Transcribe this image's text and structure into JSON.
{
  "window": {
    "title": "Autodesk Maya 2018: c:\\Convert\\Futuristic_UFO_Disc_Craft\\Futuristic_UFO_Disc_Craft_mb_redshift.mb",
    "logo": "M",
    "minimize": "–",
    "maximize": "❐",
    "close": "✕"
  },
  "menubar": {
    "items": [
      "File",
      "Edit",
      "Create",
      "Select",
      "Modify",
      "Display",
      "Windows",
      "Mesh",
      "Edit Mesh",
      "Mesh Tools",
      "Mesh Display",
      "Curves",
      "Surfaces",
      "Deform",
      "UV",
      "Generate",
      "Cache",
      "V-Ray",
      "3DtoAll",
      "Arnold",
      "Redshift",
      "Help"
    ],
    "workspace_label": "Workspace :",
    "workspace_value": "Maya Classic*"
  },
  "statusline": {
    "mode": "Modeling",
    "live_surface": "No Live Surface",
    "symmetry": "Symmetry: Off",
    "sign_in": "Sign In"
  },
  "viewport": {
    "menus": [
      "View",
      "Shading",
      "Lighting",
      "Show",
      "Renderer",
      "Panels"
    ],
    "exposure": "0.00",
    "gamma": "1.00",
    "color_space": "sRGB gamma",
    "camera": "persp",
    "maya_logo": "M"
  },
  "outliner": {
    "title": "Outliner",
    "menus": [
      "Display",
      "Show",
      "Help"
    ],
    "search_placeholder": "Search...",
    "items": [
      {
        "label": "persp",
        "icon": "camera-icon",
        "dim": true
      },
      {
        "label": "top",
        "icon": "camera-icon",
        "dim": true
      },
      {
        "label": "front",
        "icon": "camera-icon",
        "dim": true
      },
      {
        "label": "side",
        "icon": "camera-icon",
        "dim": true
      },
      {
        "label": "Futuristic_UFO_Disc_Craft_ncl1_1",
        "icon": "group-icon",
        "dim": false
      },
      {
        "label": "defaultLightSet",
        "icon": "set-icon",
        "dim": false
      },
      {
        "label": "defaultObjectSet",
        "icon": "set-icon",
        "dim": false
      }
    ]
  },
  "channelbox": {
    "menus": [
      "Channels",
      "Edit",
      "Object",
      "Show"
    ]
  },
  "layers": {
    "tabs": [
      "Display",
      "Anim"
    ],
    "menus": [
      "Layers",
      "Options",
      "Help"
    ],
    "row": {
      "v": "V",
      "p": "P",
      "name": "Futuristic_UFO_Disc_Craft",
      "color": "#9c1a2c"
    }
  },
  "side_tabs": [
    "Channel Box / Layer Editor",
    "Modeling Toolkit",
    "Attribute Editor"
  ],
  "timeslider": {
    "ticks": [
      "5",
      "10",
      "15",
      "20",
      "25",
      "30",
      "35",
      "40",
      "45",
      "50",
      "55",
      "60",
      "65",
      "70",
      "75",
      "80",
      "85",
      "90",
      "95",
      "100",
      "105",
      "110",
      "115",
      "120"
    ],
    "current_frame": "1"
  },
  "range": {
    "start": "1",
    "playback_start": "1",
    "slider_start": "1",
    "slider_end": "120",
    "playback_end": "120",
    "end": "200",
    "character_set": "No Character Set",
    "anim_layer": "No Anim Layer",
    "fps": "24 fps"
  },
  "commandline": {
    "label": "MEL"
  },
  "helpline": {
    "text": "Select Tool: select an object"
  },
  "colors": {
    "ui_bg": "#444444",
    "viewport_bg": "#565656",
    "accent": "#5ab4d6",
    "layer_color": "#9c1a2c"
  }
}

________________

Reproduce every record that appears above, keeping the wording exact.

◆ Solved exercise
Transcribe this image's text and structure into JSON.
{
  "window": {
    "title": "Autodesk Maya 2018: c:\\Convert\\Futuristic_UFO_Disc_Craft\\Futuristic_UFO_Disc_Craft_mb_redshift.mb",
    "logo": "M",
    "minimize": "–",
    "maximize": "❐",
    "close": "✕"
  },
  "menubar": {
    "items": [
      "File",
      "Edit",
      "Create",
      "Select",
      "Modify",
      "Display",
      "Windows",
      "Mesh",
      "Edit Mesh",
      "Mesh Tools",
      "Mesh Display",
      "Curves",
      "Surfaces",
      "Deform",
      "UV",
      "Generate",
      "Cache",
      "V-Ray",
      "3DtoAll",
      "Arnold",
      "Redshift",
      "Help"
    ],
    "workspace_label": "Workspace :",
    "workspace_value": "Maya Classic*"
  },
  "statusline": {
    "mode": "Modeling",
    "live_surface": "No Live Surface",
    "symmetry": "Symmetry: Off",
    "sign_in": "Sign In"
  },
  "viewport": {
    "menus": [
      "View",
      "Shading",
      "Lighting",
      "Show",
      "Renderer",
      "Panels"
    ],
    "exposure": "0.00",
    "gamma": "1.00",
    "color_space": "sRGB gamma",
    "camera": "persp",
    "maya_logo": "M"
  },
  "outliner": {
    "title": "Outliner",
    "menus": [
      "Display",
      "Show",
      "Help"
    ],
    "search_placeholder": "Search...",
    "items": [
      {
        "label": "persp",
        "icon": "camera-icon",
        "dim": true
      },
      {
        "label": "top",
        "icon": "camera-icon",
        "dim": true
      },
      {
        "label": "front",
        "icon": "camera-icon",
        "dim": true
      },
      {
        "label": "side",
        "icon": "camera-icon",
        "dim": true
      },
      {
        "label": "Futuristic_UFO_Disc_Craft_ncl1_1",
        "icon": "group-icon",
        "dim": false
      },
      {
        "label": "defaultLightSet",
        "icon": "set-icon",
        "dim": false
      },
      {
        "label": "defaultObjectSet",
        "icon": "set-icon",
        "dim": false
      }
    ]
  },
  "channelbox": {
    "menus": [
      "Channels",
      "Edit",
      "Object",
      "Show"
    ]
  },
  "layers": {
    "tabs": [
      "Display",
      "Anim"
    ],
    "menus": [
      "Layers",
      "Options",
      "Help"
    ],
    "row": {
      "v": "V",
      "p": "P",
      "name": "Futuristic_UFO_Disc_Craft",
      "color": "#9c1a2c"
    }
  },
  "side_tabs": [
    "Channel Box / Layer Editor",
    "Modeling Toolkit",
    "Attribute Editor"
  ],
  "timeslider": {
    "ticks": [
      "5",
      "10",
      "15",
      "20",
      "25",
      "30",
      "35",
      "40",
      "45",
      "50",
      "55",
      "60",
      "65",
      "70",
      "75",
      "80",
      "85",
      "90",
      "95",
      "100",
      "105",
      "110",
      "115",
      "120"
    ],
    "current_frame": "1"
  },
  "range": {
    "start": "1",
    "playback_start": "1",
    "slider_start": "1",
    "slider_end": "120",
    "playback_end": "120",
    "end": "200",
    "character_set": "No Character Set",
    "anim_layer": "No Anim Layer",
    "fps": "24 fps"
  },
  "commandline": {
    "label": "MEL"
  },
  "helpline": {
    "text": "Select Tool: select an object"
  },
  "colors": {
    "ui_bg": "#444444",
    "viewport_bg": "#565656",
    "accent": "#5ab4d6",
    "layer_color": "#9c1a2c"
  }
}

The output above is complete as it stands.